=== Assigned task ===
Retype all the records with nothing changed.

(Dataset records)
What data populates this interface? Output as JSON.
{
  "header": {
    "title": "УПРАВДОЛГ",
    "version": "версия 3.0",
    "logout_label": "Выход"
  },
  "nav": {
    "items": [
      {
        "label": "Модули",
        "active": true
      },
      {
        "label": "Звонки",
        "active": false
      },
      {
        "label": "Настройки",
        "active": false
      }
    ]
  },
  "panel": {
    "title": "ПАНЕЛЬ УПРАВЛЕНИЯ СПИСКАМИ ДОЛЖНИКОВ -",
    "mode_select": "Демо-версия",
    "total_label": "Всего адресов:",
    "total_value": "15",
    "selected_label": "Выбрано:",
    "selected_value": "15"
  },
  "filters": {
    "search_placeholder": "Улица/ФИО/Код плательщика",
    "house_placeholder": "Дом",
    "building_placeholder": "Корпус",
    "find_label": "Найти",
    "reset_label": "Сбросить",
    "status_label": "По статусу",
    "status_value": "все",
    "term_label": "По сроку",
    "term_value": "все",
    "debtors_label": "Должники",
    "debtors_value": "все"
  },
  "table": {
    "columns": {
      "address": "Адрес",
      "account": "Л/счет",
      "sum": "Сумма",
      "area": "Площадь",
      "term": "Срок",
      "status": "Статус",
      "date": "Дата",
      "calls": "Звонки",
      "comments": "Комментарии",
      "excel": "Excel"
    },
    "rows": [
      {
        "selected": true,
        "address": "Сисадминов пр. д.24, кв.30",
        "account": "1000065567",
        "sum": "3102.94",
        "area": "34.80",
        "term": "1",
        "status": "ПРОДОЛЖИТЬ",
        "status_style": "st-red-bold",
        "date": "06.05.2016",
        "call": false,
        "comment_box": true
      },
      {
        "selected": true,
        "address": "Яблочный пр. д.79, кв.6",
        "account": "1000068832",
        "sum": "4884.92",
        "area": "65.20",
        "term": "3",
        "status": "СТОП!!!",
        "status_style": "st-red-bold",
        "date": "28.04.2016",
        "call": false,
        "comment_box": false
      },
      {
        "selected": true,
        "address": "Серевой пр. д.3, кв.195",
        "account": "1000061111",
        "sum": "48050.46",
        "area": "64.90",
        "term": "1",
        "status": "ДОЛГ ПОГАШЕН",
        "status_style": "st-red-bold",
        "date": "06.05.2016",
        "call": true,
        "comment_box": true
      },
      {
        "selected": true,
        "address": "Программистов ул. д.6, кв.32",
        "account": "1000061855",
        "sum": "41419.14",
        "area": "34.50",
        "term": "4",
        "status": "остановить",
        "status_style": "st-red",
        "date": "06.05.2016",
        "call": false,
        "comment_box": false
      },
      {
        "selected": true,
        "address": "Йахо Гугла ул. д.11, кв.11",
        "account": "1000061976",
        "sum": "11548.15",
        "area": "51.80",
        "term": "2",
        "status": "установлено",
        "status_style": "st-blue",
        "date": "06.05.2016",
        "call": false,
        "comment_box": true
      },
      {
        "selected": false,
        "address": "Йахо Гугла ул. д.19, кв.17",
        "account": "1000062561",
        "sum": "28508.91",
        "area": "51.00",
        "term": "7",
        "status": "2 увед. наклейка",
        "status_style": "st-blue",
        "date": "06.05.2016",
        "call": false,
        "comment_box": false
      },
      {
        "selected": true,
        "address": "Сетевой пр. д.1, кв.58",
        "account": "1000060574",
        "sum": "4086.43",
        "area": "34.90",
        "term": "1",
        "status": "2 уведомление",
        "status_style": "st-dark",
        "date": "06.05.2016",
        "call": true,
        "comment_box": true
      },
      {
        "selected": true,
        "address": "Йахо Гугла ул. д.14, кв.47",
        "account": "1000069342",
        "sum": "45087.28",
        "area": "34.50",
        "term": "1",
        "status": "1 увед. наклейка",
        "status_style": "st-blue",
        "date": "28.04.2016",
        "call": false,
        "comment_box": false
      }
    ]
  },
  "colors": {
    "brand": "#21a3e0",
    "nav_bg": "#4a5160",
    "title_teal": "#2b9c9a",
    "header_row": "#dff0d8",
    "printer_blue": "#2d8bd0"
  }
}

=== Task response ===
What data populates this interface? Output as JSON.
{
  "header": {
    "title": "УПРАВДОЛГ",
    "version": "версия 3.0",
    "logout_label": "Выход"
  },
  "nav": {
    "items": [
      {
        "label": "Модули",
        "active": true
      },
      {
        "label": "Звонки",
        "active": false
      },
      {
        "label": "Настройки",
        "active": false
      }
    ]
  },
  "panel": {
    "title": "ПАНЕЛЬ УПРАВЛЕНИЯ СПИСКАМИ ДОЛЖНИКОВ -",
    "mode_select": "Демо-версия",
    "total_label": "Всего адресов:",
    "total_value": "15",
    "selected_label": "Выбрано:",
    "selected_value": "15"
  },
  "filters": {
    "search_placeholder": "Улица/ФИО/Код плательщика",
    "house_placeholder": "Дом",
    "building_placeholder": "Корпус",
    "find_label": "Найти",
    "reset_label": "Сбросить",
    "status_label": "По статусу",
    "status_value": "все",
    "term_label": "По сроку",
    "term_value": "все",
    "debtors_label": "Должники",
    "debtors_value": "все"
  },
  "table": {
    "columns": {
      "address": "Адрес",
      "account": "Л/счет",
      "sum": "Сумма",
      "area": "Площадь",
      "term": "Срок",
      "status": "Статус",
      "date": "Дата",
      "calls": "Звонки",
      "comments": "Комментарии",
      "excel": "Excel"
    },
    "rows": [
      {
        "selected": true,
        "address": "Сисадминов пр. д.24, кв.30",
        "account": "1000065567",
        "sum": "3102.94",
        "area": "34.80",
        "term": "1",
        "status": "ПРОДОЛЖИТЬ",
        "status_style": "st-red-bold",
        "date": "06.05.2016",
        "call": false,
        "comment_box": true
      },
      {
        "selected": true,
        "address": "Яблочный пр. д.79, кв.6",
        "account": "1000068832",
        "sum": "4884.92",
        "area": "65.20",
        "term": "3",
        "status": "СТОП!!!",
        "status_style": "st-red-bold",
        "date": "28.04.2016",
        "call": false,
        "comment_box": false
      },
      {
        "selected": true,
        "address": "Серевой пр. д.3, кв.195",
        "account": "1000061111",
        "sum": "48050.46",
        "area": "64.90",
        "term": "1",
        "status": "ДОЛГ ПОГАШЕН",
        "status_style": "st-red-bold",
        "date": "06.05.2016",
        "call": true,
        "comment_box": true
      },
      {
        "selected": true,
        "address": "Программистов ул. д.6, кв.32",
        "account": "1000061855",
        "sum": "41419.14",
        "area": "34.50",
        "term": "4",
        "status": "остановить",
        "status_style": "st-red",
        "date": "06.05.2016",
        "call": false,
        "comment_box": false
      },
      {
        "selected": true,
        "address": "Йахо Гугла ул. д.11, кв.11",
        "account": "1000061976",
        "sum": "11548.15",
        "area": "51.80",
        "term": "2",
        "status": "установлено",
        "status_style": "st-blue",
        "date": "06.05.2016",
        "call": false,
        "comment_box": true
      },
      {
        "selected": false,
        "address": "Йахо Гугла ул. д.19, кв.17",
        "account": "1000062561",
        "sum": "28508.91",
        "area": "51.00",
        "term": "7",
        "status": "2 увед. наклейка",
        "status_style": "st-blue",
        "date": "06.05.2016",
        "call": false,
        "comment_box": false
      },
      {
        "selected": true,
        "address": "Сетевой пр. д.1, кв.58",
        "account": "1000060574",
        "sum": "4086.43",
        "area": "34.90",
        "term": "1",
        "status": "2 уведомление",
        "status_style": "st-dark",
        "date": "06.05.2016",
        "call": true,
        "comment_box": true
      },
      {
        "selected": true,
        "address": "Йахо Гугла ул. д.14, кв.47",
        "account": "1000069342",
        "sum": "45087.28",
        "area": "34.50",
        "term": "1",
        "status": "1 увед. наклейка",
        "status_style": "st-blue",
        "date": "28.04.2016",
        "call": false,
        "comment_box": false
      }
    ]
  },
  "colors": {
    "brand": "#21a3e0",
    "nav_bg": "#4a5160",
    "title_teal": "#2b9c9a",
    "header_row": "#dff0d8",
    "printer_blue": "#2d8bd0"
  }
}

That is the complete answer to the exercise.